With the help of the NATO-Ukraine Joint Working Group on Defence Reform, considerable progress has been made in making Ukraine’s defence planning and budgeting processes more transparent, and in enhancing democratic control of the military. There has also been encouraging progress in enhancing interoperability between Ukraine and NATO armed forces – an effort which benefits from the cooperation of our forces on the ground in the Balkans.
A particular recent success is the broadening of the security sector reform process to include Ukraine’s border guards. This shows the potential of our Joint Working Group in focussing the expertise of specific NATO member countries on key reform issues – ensuring coherence, and avoiding any unnecessary duplication of efforts.
The focus on the border guards also indicates that Ukraine is responding to NATO’s calls for a comprehensive approach to security sector reform. Ukraine needs to streamline not only its armed forces, but its border guard and interior troops as well. And to gear these forces to a security environment in which Ukraine has little to fear from its neighbours, but must come to grips with different, non-conventional security threats such as terrorism and organised crime.
We welcome the growing recognition on the part of senior decision-makers in Ukraine that the Ministry of Defence cannot be solely responsible for defence reform.
Over the last year, much effort has gone into establishing a management and coordination structure to take defence reform forward. This inter-agency approach will be essential in managing the consequences of defence reform.
I am delighted to learn that the first Partnership for Peace Trust Fund project to destroy 400.000 anti-personnel landmines will be completed later this month in Donetsk. The project is ahead of schedule, within budget, and has had no accidents.

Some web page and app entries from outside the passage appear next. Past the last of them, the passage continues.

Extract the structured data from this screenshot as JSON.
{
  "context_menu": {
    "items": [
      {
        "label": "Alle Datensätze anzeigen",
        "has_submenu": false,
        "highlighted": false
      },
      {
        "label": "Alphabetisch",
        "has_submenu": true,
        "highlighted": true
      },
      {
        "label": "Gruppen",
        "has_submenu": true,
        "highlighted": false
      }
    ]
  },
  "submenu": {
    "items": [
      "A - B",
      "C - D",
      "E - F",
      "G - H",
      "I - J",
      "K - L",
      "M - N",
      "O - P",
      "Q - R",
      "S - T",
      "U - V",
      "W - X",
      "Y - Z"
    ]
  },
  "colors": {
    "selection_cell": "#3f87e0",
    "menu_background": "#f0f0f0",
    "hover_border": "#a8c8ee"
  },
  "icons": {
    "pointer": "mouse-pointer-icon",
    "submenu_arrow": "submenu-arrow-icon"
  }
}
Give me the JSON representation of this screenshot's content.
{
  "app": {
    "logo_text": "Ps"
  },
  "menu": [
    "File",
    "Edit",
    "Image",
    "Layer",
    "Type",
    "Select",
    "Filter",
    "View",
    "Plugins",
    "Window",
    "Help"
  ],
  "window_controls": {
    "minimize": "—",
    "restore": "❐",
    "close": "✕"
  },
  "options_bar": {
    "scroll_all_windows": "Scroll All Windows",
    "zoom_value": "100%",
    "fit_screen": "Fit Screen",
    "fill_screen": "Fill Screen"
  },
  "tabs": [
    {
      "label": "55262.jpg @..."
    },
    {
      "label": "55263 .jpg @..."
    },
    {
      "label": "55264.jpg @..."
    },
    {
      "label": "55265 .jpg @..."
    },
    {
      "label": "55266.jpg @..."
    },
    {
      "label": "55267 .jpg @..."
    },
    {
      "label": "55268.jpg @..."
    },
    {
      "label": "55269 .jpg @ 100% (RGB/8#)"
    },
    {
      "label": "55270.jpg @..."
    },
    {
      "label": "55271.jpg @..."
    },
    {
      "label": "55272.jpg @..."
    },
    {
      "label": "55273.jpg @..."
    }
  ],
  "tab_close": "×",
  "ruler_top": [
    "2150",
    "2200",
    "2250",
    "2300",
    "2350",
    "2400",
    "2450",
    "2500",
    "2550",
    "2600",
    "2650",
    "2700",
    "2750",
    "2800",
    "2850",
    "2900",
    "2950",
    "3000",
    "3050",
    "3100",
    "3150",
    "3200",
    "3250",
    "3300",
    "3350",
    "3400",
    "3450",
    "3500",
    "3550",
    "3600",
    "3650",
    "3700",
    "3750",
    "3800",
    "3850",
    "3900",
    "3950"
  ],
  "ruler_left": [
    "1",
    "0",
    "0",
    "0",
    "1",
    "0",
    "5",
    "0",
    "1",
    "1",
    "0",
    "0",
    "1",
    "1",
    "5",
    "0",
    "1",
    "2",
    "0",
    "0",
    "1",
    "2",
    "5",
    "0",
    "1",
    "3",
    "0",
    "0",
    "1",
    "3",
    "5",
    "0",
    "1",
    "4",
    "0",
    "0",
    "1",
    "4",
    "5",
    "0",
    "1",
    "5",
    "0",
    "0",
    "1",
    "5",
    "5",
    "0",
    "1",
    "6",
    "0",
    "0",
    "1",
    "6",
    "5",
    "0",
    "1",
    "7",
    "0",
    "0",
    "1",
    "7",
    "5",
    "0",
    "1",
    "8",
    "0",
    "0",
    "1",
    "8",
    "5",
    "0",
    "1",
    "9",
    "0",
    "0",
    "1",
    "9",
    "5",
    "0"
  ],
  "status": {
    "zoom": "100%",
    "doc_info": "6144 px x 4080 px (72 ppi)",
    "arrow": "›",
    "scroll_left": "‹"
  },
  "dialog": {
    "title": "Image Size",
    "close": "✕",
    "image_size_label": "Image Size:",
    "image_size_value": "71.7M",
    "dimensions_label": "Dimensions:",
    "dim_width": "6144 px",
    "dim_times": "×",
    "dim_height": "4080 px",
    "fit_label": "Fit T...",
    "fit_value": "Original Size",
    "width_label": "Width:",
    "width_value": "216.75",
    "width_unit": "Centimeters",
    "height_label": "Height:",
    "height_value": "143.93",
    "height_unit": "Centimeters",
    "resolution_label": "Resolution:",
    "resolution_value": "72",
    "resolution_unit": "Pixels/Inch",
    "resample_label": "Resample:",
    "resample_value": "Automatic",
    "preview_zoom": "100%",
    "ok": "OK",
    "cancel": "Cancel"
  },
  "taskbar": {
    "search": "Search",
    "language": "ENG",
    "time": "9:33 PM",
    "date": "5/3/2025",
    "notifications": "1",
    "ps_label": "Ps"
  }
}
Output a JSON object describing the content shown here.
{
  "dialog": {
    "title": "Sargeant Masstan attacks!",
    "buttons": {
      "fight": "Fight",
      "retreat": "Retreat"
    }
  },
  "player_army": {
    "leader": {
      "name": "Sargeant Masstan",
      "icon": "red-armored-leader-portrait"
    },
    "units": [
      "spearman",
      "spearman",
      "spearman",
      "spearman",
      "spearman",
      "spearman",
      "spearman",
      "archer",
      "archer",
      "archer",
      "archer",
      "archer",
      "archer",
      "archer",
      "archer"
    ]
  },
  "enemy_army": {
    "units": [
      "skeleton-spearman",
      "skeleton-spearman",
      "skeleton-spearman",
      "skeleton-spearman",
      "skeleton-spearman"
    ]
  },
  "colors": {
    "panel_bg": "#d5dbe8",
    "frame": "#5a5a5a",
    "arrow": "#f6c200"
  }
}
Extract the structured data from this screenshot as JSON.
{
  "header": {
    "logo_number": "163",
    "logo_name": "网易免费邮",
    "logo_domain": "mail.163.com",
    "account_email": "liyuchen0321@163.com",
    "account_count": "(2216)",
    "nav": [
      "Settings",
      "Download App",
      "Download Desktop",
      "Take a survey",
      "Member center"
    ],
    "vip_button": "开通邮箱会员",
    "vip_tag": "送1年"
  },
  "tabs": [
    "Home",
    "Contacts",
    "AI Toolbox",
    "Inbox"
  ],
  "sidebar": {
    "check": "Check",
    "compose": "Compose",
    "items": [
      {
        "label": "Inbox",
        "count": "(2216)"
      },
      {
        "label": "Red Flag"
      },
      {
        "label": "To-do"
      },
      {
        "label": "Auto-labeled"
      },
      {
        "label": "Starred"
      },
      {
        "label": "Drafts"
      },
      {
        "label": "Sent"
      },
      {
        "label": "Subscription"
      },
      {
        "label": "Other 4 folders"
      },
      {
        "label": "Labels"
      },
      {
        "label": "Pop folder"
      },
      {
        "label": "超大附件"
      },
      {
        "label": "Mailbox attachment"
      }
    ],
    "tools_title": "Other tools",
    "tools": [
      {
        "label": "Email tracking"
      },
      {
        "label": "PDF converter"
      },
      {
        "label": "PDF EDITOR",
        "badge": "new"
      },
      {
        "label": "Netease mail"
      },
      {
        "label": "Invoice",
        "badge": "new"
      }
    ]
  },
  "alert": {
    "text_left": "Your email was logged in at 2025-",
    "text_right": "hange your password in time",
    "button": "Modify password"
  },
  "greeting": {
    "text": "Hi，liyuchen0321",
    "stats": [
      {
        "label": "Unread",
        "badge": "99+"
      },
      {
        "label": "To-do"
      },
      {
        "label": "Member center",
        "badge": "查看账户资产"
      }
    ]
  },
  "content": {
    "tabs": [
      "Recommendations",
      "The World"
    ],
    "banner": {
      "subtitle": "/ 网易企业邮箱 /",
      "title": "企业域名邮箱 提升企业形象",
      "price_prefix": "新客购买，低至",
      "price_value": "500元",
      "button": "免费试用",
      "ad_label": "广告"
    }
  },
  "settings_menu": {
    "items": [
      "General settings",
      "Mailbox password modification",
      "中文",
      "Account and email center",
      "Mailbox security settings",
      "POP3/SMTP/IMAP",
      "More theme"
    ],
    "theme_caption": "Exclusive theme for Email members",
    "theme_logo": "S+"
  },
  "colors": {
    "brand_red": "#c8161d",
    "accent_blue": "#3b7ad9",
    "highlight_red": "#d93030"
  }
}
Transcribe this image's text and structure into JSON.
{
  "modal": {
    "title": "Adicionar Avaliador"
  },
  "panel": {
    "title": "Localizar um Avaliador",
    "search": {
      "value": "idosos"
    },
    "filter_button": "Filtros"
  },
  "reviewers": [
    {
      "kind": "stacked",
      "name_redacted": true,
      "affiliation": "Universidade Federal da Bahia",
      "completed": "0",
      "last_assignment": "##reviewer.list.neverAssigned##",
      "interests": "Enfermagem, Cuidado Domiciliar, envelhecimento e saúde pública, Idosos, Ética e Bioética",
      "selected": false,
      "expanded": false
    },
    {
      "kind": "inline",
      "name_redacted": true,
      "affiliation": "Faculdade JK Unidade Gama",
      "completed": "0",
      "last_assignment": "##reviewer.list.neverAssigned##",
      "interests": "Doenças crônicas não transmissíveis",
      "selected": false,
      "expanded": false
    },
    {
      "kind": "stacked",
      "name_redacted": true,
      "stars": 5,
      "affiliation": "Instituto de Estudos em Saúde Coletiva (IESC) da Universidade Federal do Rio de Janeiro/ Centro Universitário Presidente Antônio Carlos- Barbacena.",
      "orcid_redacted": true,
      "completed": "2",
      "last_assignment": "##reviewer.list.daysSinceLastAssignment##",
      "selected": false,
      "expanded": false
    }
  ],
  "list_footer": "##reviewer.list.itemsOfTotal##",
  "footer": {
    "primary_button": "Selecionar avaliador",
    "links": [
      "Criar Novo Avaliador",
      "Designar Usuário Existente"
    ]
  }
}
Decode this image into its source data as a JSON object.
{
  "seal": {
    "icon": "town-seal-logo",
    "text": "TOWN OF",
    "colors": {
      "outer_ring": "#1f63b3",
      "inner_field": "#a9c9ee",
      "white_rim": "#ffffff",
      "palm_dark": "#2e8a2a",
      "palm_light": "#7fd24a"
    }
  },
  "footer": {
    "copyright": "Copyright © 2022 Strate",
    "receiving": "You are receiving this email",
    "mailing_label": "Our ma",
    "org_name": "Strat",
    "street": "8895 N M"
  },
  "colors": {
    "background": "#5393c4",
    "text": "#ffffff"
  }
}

A second project, led by Greece and supported by Turkey and Germany, aims to destroy 133000 tons of munitions and 1.5 million small arms and light weapons.
These are only two examples. Ukraine faces similar challenges in housing and retraining of personnel and base closures. No Ministry of Defence could manage and fund a transition of this scale on its own.
As a former Minister of Defence, I welcome the growth of inter-agency cooperation in Ukraine. I hope that Mr Marchuk will be able to bring us up to date with the defence review, which I know is being worked upon across Government, and on evolving plans for force reductions.
All these developments point towards a much more realistic appraisal of the problems at hand, and a much more determined effort to tackle them. It is crucially important now for Ukraine to get the plans right, and to bring them in line with the financial resources it plans to allocate to the armed forces.
Then, of course, comes the most difficult part: implementation of the plans – showing political courage and determination – and staying the course.
The time for political declarations is over, and Ukraine must now take action to implement the commitments it made in Prague. As before, the NATO Allies remain committed to helping wherever they can. But the overriding majority of items in Ukraine’s Annual Target Plan require Ukraine to take decisive action first, if Allied support is to have any effect at all.
I am glad that, despite this frantic pace of work, so many of our Ukrainian friends who are key players in the defence reform process are able to be with us today.
We now have an invaluable opportunity to discuss key issues with them at an especially critical juncture. In particular, how they intend to increase the pace of defence reform; what the current state of affairs is with regard to the planned defence review; and where they think the NATO Allies can be of further assistance in taking defence reform forward?
We have a heavy agenda before us, so without more ado I give the floor first to Yevgeni Marchuk, before we move to Don Rumsfeld, who will soon join us.